Competitive croquet


By Austin Block

Two or three times a month, Adel Kamal ’11 works on his jump shot on a court in Pasadena with his father. However, this particular jump shot is nothing like those of his teammates on the JV basketball team. It’s a difficult skill that involves striking a croquet ball with a mallet to send the ball over a ball and through a wicket. Though it isn’t easy, “it’s probably the most fun shot to hit if you know how to do it,” he said.

As of last year, Kamal was ranked fifth in the nation in the youth division of the golf croquet rankings. He practices on weekends under the tutelage of his father, Dr. Mohammed Kamal, the winner of the Dec. 1 national golf croquet championship in West Palm Beach, Fla.

There are two distinctly different types of croquet: association croquet and golf croquet. Though association croquet is more popular in the United States, Kamal plays golf croquet because his father, who learned to play while growing up in Egypt, learned the game that was more popular there.

“It’s like chess on grass,” Kamal said. “It’s sort of a mental game and you have to come up with big plays. You feel the pressure but it’s such an easy-going game that you can still work through it. It’s fun.”

Two summers ago, he competed in the youth national championship and placed fifth in singles competition and third in doubles.

“As far as the competition goes, [it was] really competitive, people [were present] that played almost every day with the school like a normal sports team,” Kamal said.

Dr. Kamal taught his son the sport at a young age, and Kamal has been playing ever since. Dr. Kamal works with all three of his children individually on their croquet skills during their weekend practice sessions. Kamal’s younger brother was ranked sixth in the youth rankings last year and sometimes competes in doubles matches with his older brother. Kamal said his croquet game doesn’t interfere with his basketball schedule.

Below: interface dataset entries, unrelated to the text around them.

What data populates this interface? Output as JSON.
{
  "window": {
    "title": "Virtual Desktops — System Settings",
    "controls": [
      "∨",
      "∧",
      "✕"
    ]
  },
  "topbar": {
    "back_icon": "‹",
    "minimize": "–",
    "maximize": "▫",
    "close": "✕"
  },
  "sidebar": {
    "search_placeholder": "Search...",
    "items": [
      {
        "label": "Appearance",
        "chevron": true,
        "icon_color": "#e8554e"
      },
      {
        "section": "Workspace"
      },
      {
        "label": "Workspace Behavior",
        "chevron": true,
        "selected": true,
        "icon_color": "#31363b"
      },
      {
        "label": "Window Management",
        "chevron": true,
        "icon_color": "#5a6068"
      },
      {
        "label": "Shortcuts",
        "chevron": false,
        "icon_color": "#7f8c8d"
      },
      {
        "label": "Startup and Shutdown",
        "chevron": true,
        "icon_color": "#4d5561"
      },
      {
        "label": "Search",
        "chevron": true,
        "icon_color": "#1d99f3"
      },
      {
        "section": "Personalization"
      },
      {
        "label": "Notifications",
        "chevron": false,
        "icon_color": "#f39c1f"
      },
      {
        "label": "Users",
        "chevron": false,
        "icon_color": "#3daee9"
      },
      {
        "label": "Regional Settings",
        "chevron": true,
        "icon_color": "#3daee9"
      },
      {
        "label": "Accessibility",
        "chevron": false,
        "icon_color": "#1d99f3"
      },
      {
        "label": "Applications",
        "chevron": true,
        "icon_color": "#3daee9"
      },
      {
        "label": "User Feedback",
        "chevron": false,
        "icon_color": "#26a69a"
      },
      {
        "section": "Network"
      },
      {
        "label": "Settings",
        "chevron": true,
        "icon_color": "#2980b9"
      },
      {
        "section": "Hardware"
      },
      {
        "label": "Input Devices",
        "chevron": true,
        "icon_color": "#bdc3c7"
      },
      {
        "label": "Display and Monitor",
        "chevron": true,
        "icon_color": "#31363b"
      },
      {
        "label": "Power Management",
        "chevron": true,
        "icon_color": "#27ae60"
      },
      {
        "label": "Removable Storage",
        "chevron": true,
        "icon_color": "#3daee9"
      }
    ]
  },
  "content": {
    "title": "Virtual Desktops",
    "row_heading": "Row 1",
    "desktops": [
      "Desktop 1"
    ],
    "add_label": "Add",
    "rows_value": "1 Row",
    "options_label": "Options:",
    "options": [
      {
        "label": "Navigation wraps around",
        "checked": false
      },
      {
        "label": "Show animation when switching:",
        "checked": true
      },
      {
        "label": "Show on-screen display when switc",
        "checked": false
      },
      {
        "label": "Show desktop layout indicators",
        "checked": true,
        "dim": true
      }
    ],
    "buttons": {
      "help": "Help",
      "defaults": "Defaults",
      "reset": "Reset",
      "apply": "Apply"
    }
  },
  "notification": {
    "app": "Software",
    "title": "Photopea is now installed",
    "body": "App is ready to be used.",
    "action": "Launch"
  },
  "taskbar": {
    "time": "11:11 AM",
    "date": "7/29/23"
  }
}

“I don’t practice croquet religiously,” he said. “It’s more of a hobby for me. I don’t really have it set. I usually plan it around free weekends and things like that.”

Everyone in the Kamal family plays croquet except for Kamal’s mother. He said croquet is a bonding experience for his family.

“We’ve bonded over it ever since my brother was born because that was the first time I got to share my croquet skills with someone,” he said. “Even before then I guess between me and my dad.”

Kamal recently played doubles with his younger sister in his father’s tournament, the 1st Annual Mohammed and Friends Croquet Tournament in Pasadena, placing second. David Burton ’11 and Noor Fateh ’11 also competed.

Prior to the tournament, Kamal had taken a one year “hiatus” from tournament play, though he continued to practice two to three times a month. A recent arm injury that required surgery has sidelined him in both sports.

“This is probably the longest I’ve gone without it for forever,” he said. “I definitely miss it. I’ll be back into it soon enough.”